A photo of a gallery inside Queen's House at the National Maritime Museum in London
The Central Bridge Room© NMM
In the central bridge room, where the public would have walked below hundreds of years ago, along the main Deptford to Woolwich road, tones of grey will be used to give it a fresh and contemporary feel. The walls will be adorned with paintings from one of the greatest collections of Dutch seascapes outside Holland, alongside beautiful tulip vases and Delftware.

An old photo of the outside of Queen's House at the National Maritime Museum in London
The opening of the House in 1937© NMM
The Queen’s House is famous for its amazing art collection including works by Gainsborough, Hogarth and the van de Veldes. The most recent renovations befit Greenwich’s royal connections and the lasting effect art and architecture have had on this beautiful House.

  • The public can still explore the gardens and outside of the Queen’s House while restorations take place. Visit rmg.co.uk/queens-house and follow the progress on Twitter @TQHGreenwich.

The history of Queen’s House

A photo of the outside of Queen's House at the National Maritime Museum in London
The House at night© NMM
  • Renowned architect Inigo Jones was commissioned to design the Queen’s House Greenwich by King James I’s wife, Anne of Denmark, in 1616. It is one of his earliest surviving works and the first truly Classical building in England.
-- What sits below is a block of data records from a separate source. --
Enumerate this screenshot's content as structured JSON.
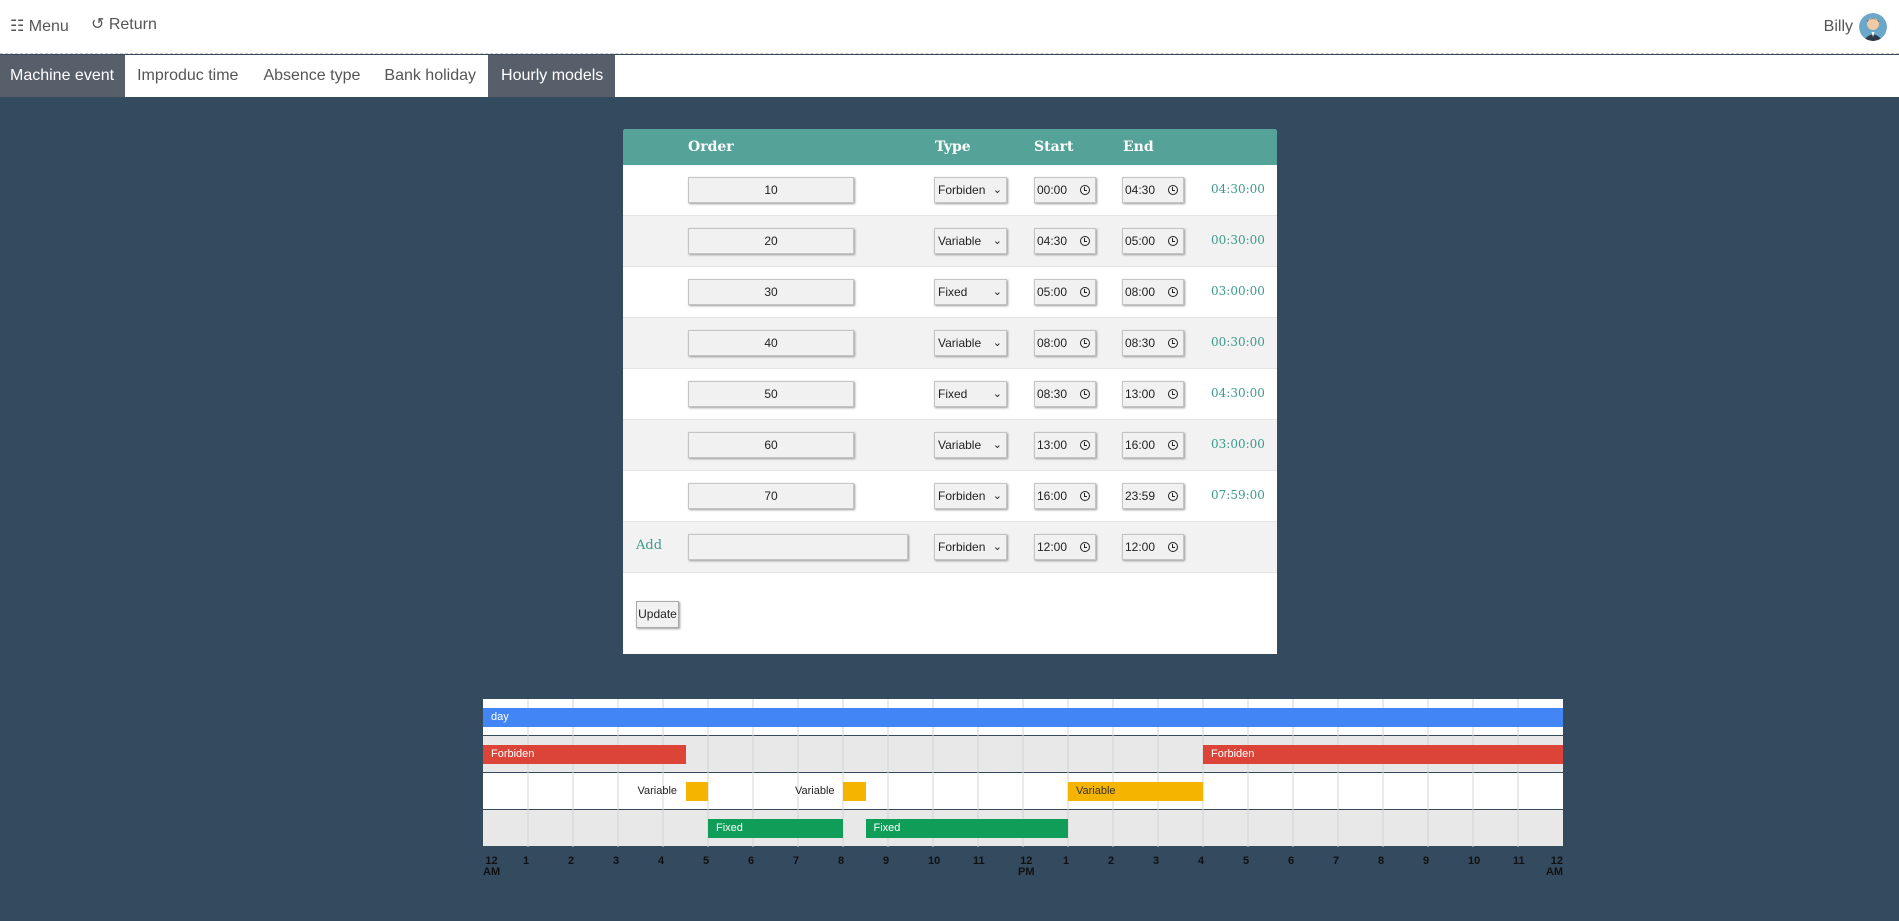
{
  "topbar": {
    "menu_icon": "grid-menu-icon",
    "menu_label": "☷ Menu",
    "return_label": "↺ Return",
    "user_name": "Billy"
  },
  "tabs": [
    {
      "label": "Machine event",
      "active": true
    },
    {
      "label": "Improduc time",
      "active": false
    },
    {
      "label": "Absence type",
      "active": false
    },
    {
      "label": "Bank holiday",
      "active": false
    },
    {
      "label": "Hourly models",
      "active": true
    }
  ],
  "table": {
    "headers": {
      "order": "Order",
      "type": "Type",
      "start": "Start",
      "end": "End"
    },
    "rows": [
      {
        "order": "10",
        "type": "Forbiden",
        "start": "00:00",
        "end": "04:30",
        "duration": "04:30:00"
      },
      {
        "order": "20",
        "type": "Variable",
        "start": "04:30",
        "end": "05:00",
        "duration": "00:30:00"
      },
      {
        "order": "30",
        "type": "Fixed",
        "start": "05:00",
        "end": "08:00",
        "duration": "03:00:00"
      },
      {
        "order": "40",
        "type": "Variable",
        "start": "08:00",
        "end": "08:30",
        "duration": "00:30:00"
      },
      {
        "order": "50",
        "type": "Fixed",
        "start": "08:30",
        "end": "13:00",
        "duration": "04:30:00"
      },
      {
        "order": "60",
        "type": "Variable",
        "start": "13:00",
        "end": "16:00",
        "duration": "03:00:00"
      },
      {
        "order": "70",
        "type": "Forbiden",
        "start": "16:00",
        "end": "23:59",
        "duration": "07:59:00"
      }
    ],
    "add_row": {
      "label": "Add",
      "order": "",
      "type": "Forbiden",
      "start": "12:00",
      "end": "12:00"
    },
    "update_label": "Update"
  },
  "timeline": {
    "colors": {
      "day": "#4285f4",
      "Forbiden": "#db4437",
      "Variable": "#f4b400",
      "Fixed": "#0f9d58"
    },
    "bars": [
      {
        "lane": 0,
        "label": "day",
        "type": "day",
        "start": 0,
        "end": 24
      },
      {
        "lane": 1,
        "label": "Forbiden",
        "type": "Forbiden",
        "start": 0,
        "end": 4.5
      },
      {
        "lane": 1,
        "label": "Forbiden",
        "type": "Forbiden",
        "start": 16,
        "end": 24
      },
      {
        "lane": 2,
        "label": "Variable",
        "type": "Variable",
        "start": 4.5,
        "end": 5,
        "outside": true
      },
      {
        "lane": 2,
        "label": "Variable",
        "type": "Variable",
        "start": 8,
        "end": 8.5,
        "outside": true
      },
      {
        "lane": 2,
        "label": "Variable",
        "type": "Variable",
        "start": 13,
        "end": 16
      },
      {
        "lane": 3,
        "label": "Fixed",
        "type": "Fixed",
        "start": 5,
        "end": 8
      },
      {
        "lane": 3,
        "label": "Fixed",
        "type": "Fixed",
        "start": 8.5,
        "end": 13
      }
    ],
    "ticks": [
      "12\nAM",
      "1",
      "2",
      "3",
      "4",
      "5",
      "6",
      "7",
      "8",
      "9",
      "10",
      "11",
      "12\nPM",
      "1",
      "2",
      "3",
      "4",
      "5",
      "6",
      "7",
      "8",
      "9",
      "10",
      "11",
      "12\nAM"
    ]
  }
}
  • Jones was inspired by the great Italian architect Andrea Palladio, bringing the ideas over to England, Jones began a new style here by creating symmetrical, proportioned buildings known as ‘Palladian’.
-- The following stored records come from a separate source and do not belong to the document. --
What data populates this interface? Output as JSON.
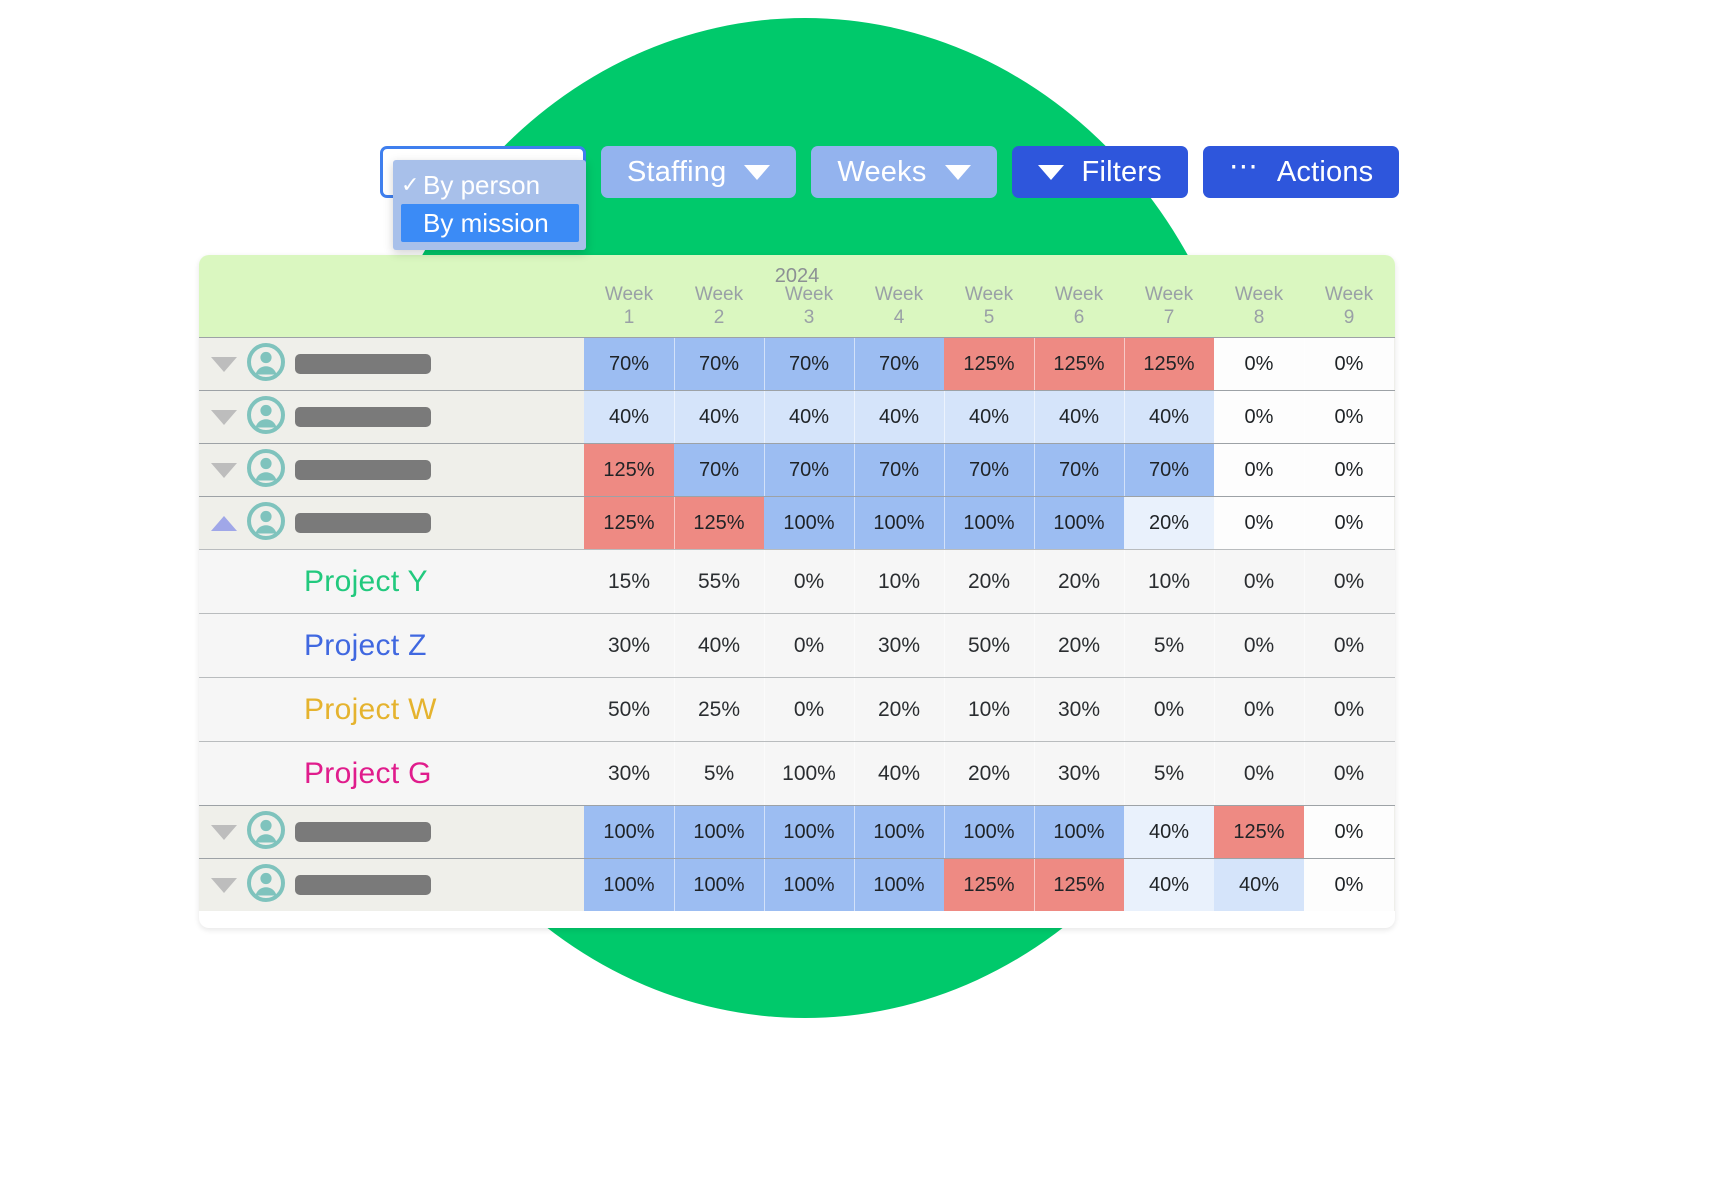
{
  "toolbar": {
    "group_select": {
      "name": "grouping-select",
      "value": "By person",
      "options": [
        {
          "label": "By person",
          "checked": true
        },
        {
          "label": "By mission",
          "checked": false
        }
      ]
    },
    "buttons": [
      {
        "name": "staffing",
        "label": "Staffing",
        "icon": "chevron-down-icon",
        "style": "light"
      },
      {
        "name": "weeks",
        "label": "Weeks",
        "icon": "chevron-down-icon",
        "style": "light"
      },
      {
        "name": "filters",
        "label": "Filters",
        "icon": "chevron-down-icon",
        "style": "solid"
      },
      {
        "name": "actions",
        "label": "Actions",
        "icon": "ellipsis-icon",
        "style": "solid"
      }
    ]
  },
  "table": {
    "year": "2024",
    "week_label": "Week",
    "columns": [
      "1",
      "2",
      "3",
      "4",
      "5",
      "6",
      "7",
      "8",
      "9"
    ],
    "rows": [
      {
        "type": "person",
        "name_redacted": true,
        "expanded": false,
        "toggle_icon": "chevron-down-icon",
        "avatar_icon": "user-avatar-icon",
        "values": [
          "70%",
          "70%",
          "70%",
          "70%",
          "125%",
          "125%",
          "125%",
          "0%",
          "0%"
        ],
        "colors": [
          "blue",
          "blue",
          "blue",
          "blue",
          "red",
          "red",
          "red",
          "white",
          "white"
        ]
      },
      {
        "type": "person",
        "name_redacted": true,
        "expanded": false,
        "toggle_icon": "chevron-down-icon",
        "avatar_icon": "user-avatar-icon",
        "values": [
          "40%",
          "40%",
          "40%",
          "40%",
          "40%",
          "40%",
          "40%",
          "0%",
          "0%"
        ],
        "colors": [
          "blue2",
          "blue2",
          "blue2",
          "blue2",
          "blue2",
          "blue2",
          "blue2",
          "white",
          "white"
        ]
      },
      {
        "type": "person",
        "name_redacted": true,
        "expanded": false,
        "toggle_icon": "chevron-down-icon",
        "avatar_icon": "user-avatar-icon",
        "values": [
          "125%",
          "70%",
          "70%",
          "70%",
          "70%",
          "70%",
          "70%",
          "0%",
          "0%"
        ],
        "colors": [
          "red",
          "blue",
          "blue",
          "blue",
          "blue",
          "blue",
          "blue",
          "white",
          "white"
        ]
      },
      {
        "type": "person",
        "name_redacted": true,
        "expanded": true,
        "toggle_icon": "chevron-up-icon",
        "avatar_icon": "user-avatar-icon",
        "values": [
          "125%",
          "125%",
          "100%",
          "100%",
          "100%",
          "100%",
          "20%",
          "0%",
          "0%"
        ],
        "colors": [
          "red",
          "red",
          "blue",
          "blue",
          "blue",
          "blue",
          "blue3",
          "white",
          "white"
        ]
      },
      {
        "type": "project",
        "label": "Project Y",
        "color": "#22C97E",
        "values": [
          "15%",
          "55%",
          "0%",
          "10%",
          "20%",
          "20%",
          "10%",
          "0%",
          "0%"
        ],
        "colors": [
          "none",
          "none",
          "none",
          "none",
          "none",
          "none",
          "none",
          "none",
          "none"
        ]
      },
      {
        "type": "project",
        "label": "Project Z",
        "color": "#4068E0",
        "values": [
          "30%",
          "40%",
          "0%",
          "30%",
          "50%",
          "20%",
          "5%",
          "0%",
          "0%"
        ],
        "colors": [
          "none",
          "none",
          "none",
          "none",
          "none",
          "none",
          "none",
          "none",
          "none"
        ]
      },
      {
        "type": "project",
        "label": "Project W",
        "color": "#E5B32E",
        "values": [
          "50%",
          "25%",
          "0%",
          "20%",
          "10%",
          "30%",
          "0%",
          "0%",
          "0%"
        ],
        "colors": [
          "none",
          "none",
          "none",
          "none",
          "none",
          "none",
          "none",
          "none",
          "none"
        ]
      },
      {
        "type": "project",
        "label": "Project G",
        "color": "#E01C8C",
        "values": [
          "30%",
          "5%",
          "100%",
          "40%",
          "20%",
          "30%",
          "5%",
          "0%",
          "0%"
        ],
        "colors": [
          "none",
          "none",
          "none",
          "none",
          "none",
          "none",
          "none",
          "none",
          "none"
        ]
      },
      {
        "type": "person",
        "name_redacted": true,
        "expanded": false,
        "toggle_icon": "chevron-down-icon",
        "avatar_icon": "user-avatar-icon",
        "values": [
          "100%",
          "100%",
          "100%",
          "100%",
          "100%",
          "100%",
          "40%",
          "125%",
          "0%"
        ],
        "colors": [
          "blue",
          "blue",
          "blue",
          "blue",
          "blue",
          "blue",
          "blue3",
          "red",
          "white"
        ]
      },
      {
        "type": "person",
        "name_redacted": true,
        "expanded": false,
        "toggle_icon": "chevron-down-icon",
        "avatar_icon": "user-avatar-icon",
        "values": [
          "100%",
          "100%",
          "100%",
          "100%",
          "125%",
          "125%",
          "40%",
          "40%",
          "0%"
        ],
        "colors": [
          "blue",
          "blue",
          "blue",
          "blue",
          "red",
          "red",
          "blue3",
          "blue2",
          "white"
        ]
      }
    ]
  },
  "theme": {
    "background_circle": "#00C96B",
    "header_background": "#DAF7C0",
    "heat_over": "#EE8A83",
    "heat_full": "#9CBDF2",
    "heat_mid": "#D5E4FA",
    "heat_low": "#E9F1FC",
    "button_light": "#93B3EE",
    "button_solid": "#2E56DC"
  }
}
  • The House was said to be a gift from the king to Anne to apologise for swearing in front of her after she accidentally killed one of his favourite dogs during a hunt. She never lived to see the completion of the Classical design, dying in 1619.

  • James’s son, Charles I, gave Greenwich to his wife Henrietta Maria. Work on it resumed and it was finally completed around 1636. Queen Henrietta Maria went on to fill the rooms of the house with the most cutting-edge art and design of the day.

  • Orazio Gentileschi was one of Queen Henrietta Maria’s favourite artists. His original ceiling was removed from the House in 1708 and given by Queen Anne to her favourite, Sarah Churchill, Duchess of Marlborough.

  • The House is said to be haunted. In 1966 two Canadian tourists had their photographs developed and saw what appeared to be a shrouded figure - possibly more than one - ascending the Tulip Stairs.

More previews from Culture24

Delacroix and the Rise of Modern Art: From the Louvre to the National Gallery, the great Romantic's art lives through fictions

Radical Craft: Alternative Ways of Making - Outsider Art at Chichester's Pallant House Gallery

Gillian Wearing's windows, Laurie Anderson's music for dogs and Lou Reed's guitars to feature in Brighton Festival 2016
Latest comment: >Make a comment
More on the venues and organisations we've mentioned:
    Back to article
    Your comment:
    DISCLAIMER: Reader comments posted at www.culture24.org.uk are the opinion of the comment writer, not Culture24. Culture24 reserves the right to withdraw or withhold from publication any comments that are deemed to be hearsay or potentially libellous, or make false or unsubstantiated allegations or are deemed to be spam or unrelated to the article at which they are posted.

    Events

    • 1 mile
    • 2 miles
    • 3 miles
    • 4 miles
    • 5 miles
    • 10 miles
    • 20 miles
    • 50 miles
    • Any time
    • Today
    • This week
    • This month
    • This year

    advertisement